## DIRECTIONS FOR THIS TASK
If a line of the listing contains the string "India", return that line.

BEGIN

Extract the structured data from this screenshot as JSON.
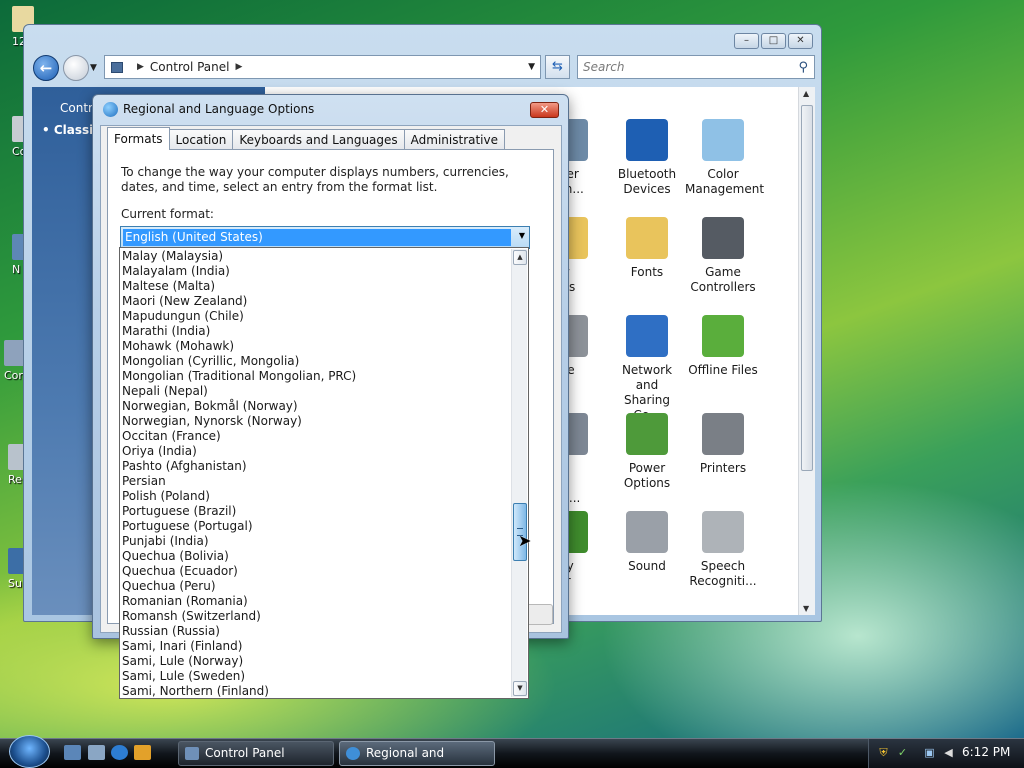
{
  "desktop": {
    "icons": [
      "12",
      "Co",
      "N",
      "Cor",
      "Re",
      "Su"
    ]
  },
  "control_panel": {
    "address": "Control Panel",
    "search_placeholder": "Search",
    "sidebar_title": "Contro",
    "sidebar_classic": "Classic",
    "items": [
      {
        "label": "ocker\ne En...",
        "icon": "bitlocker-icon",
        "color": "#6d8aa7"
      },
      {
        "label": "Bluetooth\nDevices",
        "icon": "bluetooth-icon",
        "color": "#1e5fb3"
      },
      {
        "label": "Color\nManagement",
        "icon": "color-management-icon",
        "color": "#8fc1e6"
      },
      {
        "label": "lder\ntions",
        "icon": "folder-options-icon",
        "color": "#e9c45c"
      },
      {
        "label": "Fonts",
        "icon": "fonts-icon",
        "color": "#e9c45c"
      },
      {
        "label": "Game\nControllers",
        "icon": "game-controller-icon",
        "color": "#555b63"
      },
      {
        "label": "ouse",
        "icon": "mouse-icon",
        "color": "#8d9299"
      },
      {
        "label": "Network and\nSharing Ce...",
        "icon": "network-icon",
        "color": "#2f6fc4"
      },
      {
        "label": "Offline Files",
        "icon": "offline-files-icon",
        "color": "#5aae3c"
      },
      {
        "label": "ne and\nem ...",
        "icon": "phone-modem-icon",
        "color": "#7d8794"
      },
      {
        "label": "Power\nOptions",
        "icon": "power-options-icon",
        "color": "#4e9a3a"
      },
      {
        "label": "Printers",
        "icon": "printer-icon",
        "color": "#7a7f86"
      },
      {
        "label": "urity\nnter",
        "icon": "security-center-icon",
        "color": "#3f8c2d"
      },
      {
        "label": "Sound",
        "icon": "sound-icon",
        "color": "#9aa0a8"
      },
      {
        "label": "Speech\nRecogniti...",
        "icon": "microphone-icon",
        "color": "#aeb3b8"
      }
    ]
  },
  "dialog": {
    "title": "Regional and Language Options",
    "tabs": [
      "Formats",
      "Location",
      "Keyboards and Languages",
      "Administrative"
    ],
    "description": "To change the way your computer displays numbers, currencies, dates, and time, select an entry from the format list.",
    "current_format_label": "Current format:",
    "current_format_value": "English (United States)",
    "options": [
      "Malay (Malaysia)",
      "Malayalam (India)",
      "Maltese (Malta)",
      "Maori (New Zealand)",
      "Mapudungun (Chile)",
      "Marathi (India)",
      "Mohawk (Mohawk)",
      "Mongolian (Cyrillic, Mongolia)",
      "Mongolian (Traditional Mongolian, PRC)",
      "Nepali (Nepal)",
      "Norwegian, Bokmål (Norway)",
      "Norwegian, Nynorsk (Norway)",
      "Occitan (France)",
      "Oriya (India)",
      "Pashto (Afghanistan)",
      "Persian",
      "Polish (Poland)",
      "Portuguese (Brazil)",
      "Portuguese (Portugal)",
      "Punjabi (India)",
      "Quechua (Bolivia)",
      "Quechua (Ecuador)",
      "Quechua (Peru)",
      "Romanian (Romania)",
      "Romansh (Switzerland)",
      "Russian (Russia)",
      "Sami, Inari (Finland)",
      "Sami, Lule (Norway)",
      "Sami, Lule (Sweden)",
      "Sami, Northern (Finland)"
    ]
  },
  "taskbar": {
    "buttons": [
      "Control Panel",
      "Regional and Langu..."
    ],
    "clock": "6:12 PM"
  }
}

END

## RESULT OF THE EXERCISE
      "Malayalam (India)",
      "Marathi (India)",
      "Oriya (India)",
      "Punjabi (India)",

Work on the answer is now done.